■ Task to carry out
Please copy out all lines of the entries that contain the word "icon".

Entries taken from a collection
<<<<
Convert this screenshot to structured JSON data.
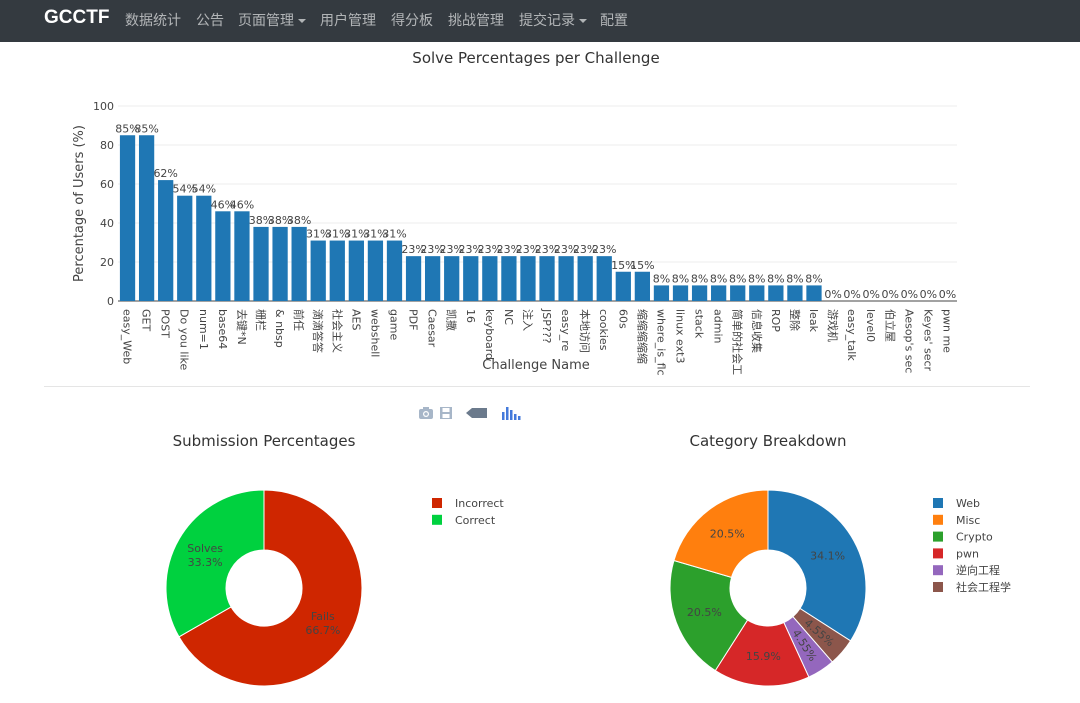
{
  "nav": {
    "brand": "GCCTF",
    "items": [
      {
        "label": "数据统计",
        "dropdown": false
      },
      {
        "label": "公告",
        "dropdown": false
      },
      {
        "label": "页面管理",
        "dropdown": true
      },
      {
        "label": "用户管理",
        "dropdown": false
      },
      {
        "label": "得分板",
        "dropdown": false
      },
      {
        "label": "挑战管理",
        "dropdown": false
      },
      {
        "label": "提交记录",
        "dropdown": true
      },
      {
        "label": "配置",
        "dropdown": false
      }
    ]
  },
  "modebar": [
    "camera-icon",
    "save-icon",
    "tag-icon",
    "plotly-logo-icon"
  ],
  "chart_data": [
    {
      "type": "bar",
      "title": "Solve Percentages per Challenge",
      "xlabel": "Challenge Name",
      "ylabel": "Percentage of Users (%)",
      "ylim": [
        0,
        100
      ],
      "yticks": [
        0,
        20,
        40,
        60,
        80,
        100
      ],
      "color": "#1f77b4",
      "categories": [
        "easy_Web",
        "GET",
        "POST",
        "Do you like",
        "num=1",
        "base64",
        "去键*N",
        "栅栏",
        "& nbsp",
        "前任",
        "滴滴答答",
        "社会主义",
        "AES",
        "webshell",
        "game",
        "PDF",
        "Caesar",
        "凯撒",
        "16",
        "keyboard",
        "NC",
        "注入",
        "JSP???",
        "easy_re",
        "本地访问",
        "cookies",
        "60s",
        "缩缩缩缩缩",
        "where_is_flc",
        "linux ext3",
        "stack",
        "admin",
        "简单的社会工",
        "信息收集",
        "ROP",
        "整除",
        "leak",
        "游戏机",
        "easy_talk",
        "level0",
        "伯立屋",
        "Aesop's sec",
        "Keyes' secr",
        "pwn me"
      ],
      "values": [
        85,
        85,
        62,
        54,
        54,
        46,
        46,
        38,
        38,
        38,
        31,
        31,
        31,
        31,
        31,
        23,
        23,
        23,
        23,
        23,
        23,
        23,
        23,
        23,
        23,
        23,
        15,
        15,
        8,
        8,
        8,
        8,
        8,
        8,
        8,
        8,
        8,
        0,
        0,
        0,
        0,
        0,
        0,
        0
      ],
      "labels": [
        "85%",
        "85%",
        "62%",
        "54%",
        "54%",
        "46%",
        "46%",
        "38%",
        "38%",
        "38%",
        "31%",
        "31%",
        "31%",
        "31%",
        "31%",
        "23%",
        "23%",
        "23%",
        "23%",
        "23%",
        "23%",
        "23%",
        "23%",
        "23%",
        "23%",
        "23%",
        "15%",
        "15%",
        "8%",
        "8%",
        "8%",
        "8%",
        "8%",
        "8%",
        "8%",
        "8%",
        "8%",
        "0%",
        "0%",
        "0%",
        "0%",
        "0%",
        "0%",
        "0%"
      ]
    },
    {
      "type": "pie",
      "title": "Submission Percentages",
      "hole": true,
      "slices": [
        {
          "name": "Incorrect",
          "text": "Fails",
          "value": 66.7,
          "label": "66.7%",
          "color": "#cf2600"
        },
        {
          "name": "Correct",
          "text": "Solves",
          "value": 33.3,
          "label": "33.3%",
          "color": "#00d13f"
        }
      ]
    },
    {
      "type": "pie",
      "title": "Category Breakdown",
      "hole": true,
      "slices": [
        {
          "name": "Web",
          "value": 34.1,
          "label": "34.1%",
          "color": "#1f77b4"
        },
        {
          "name": "Misc",
          "value": 20.5,
          "label": "20.5%",
          "color": "#ff7f0e"
        },
        {
          "name": "Crypto",
          "value": 20.5,
          "label": "20.5%",
          "color": "#2ca02c"
        },
        {
          "name": "pwn",
          "value": 15.9,
          "label": "15.9%",
          "color": "#d62728"
        },
        {
          "name": "逆向工程",
          "value": 4.55,
          "label": "4.55%",
          "color": "#9467bd"
        },
        {
          "name": "社会工程学",
          "value": 4.55,
          "label": "4.55%",
          "color": "#8c564b"
        }
      ],
      "slice_order": [
        0,
        5,
        4,
        3,
        2,
        1
      ]
    }
  ]
}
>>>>
■ Task answer
    "camera-icon",
    "save-icon",
    "tag-icon",
    "plotly-logo-icon"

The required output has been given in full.